Excerpts from an interface dataset:
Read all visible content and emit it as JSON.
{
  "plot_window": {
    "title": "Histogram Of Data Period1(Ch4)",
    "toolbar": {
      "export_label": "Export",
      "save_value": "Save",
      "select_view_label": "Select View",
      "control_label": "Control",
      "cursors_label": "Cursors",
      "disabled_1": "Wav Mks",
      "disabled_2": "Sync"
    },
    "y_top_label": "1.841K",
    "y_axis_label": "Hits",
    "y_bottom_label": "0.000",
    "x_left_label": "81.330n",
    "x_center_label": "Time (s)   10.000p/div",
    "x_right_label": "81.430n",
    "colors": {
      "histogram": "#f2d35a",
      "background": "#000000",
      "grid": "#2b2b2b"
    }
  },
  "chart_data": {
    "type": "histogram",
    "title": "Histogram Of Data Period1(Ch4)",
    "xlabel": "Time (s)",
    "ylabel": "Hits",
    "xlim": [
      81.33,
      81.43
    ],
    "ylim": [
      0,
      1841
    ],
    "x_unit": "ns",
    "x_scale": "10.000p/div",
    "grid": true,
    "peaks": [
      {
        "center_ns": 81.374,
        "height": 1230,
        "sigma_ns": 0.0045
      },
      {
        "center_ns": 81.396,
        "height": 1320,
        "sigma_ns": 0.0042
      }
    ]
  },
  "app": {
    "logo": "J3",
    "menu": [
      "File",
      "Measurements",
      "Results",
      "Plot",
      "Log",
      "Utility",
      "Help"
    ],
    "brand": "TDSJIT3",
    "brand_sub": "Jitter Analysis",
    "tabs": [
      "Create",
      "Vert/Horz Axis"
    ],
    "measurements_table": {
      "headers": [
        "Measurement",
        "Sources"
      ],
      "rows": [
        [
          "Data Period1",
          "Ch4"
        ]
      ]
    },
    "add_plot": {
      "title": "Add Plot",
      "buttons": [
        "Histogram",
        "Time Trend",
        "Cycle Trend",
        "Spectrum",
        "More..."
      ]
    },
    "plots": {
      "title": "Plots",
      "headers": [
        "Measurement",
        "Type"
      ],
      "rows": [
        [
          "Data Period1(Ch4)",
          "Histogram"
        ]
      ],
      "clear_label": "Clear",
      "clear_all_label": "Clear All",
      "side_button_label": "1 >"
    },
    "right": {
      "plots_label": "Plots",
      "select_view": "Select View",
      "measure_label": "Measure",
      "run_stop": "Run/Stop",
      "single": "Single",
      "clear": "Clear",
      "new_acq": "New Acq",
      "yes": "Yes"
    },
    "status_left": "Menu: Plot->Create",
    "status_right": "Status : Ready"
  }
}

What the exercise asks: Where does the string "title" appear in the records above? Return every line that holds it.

Response box:
    "title": "Histogram Of Data Period1(Ch4)",
    "title": "Histogram Of Data Period1(Ch4)",
      "title": "Add Plot",
      "title": "Plots",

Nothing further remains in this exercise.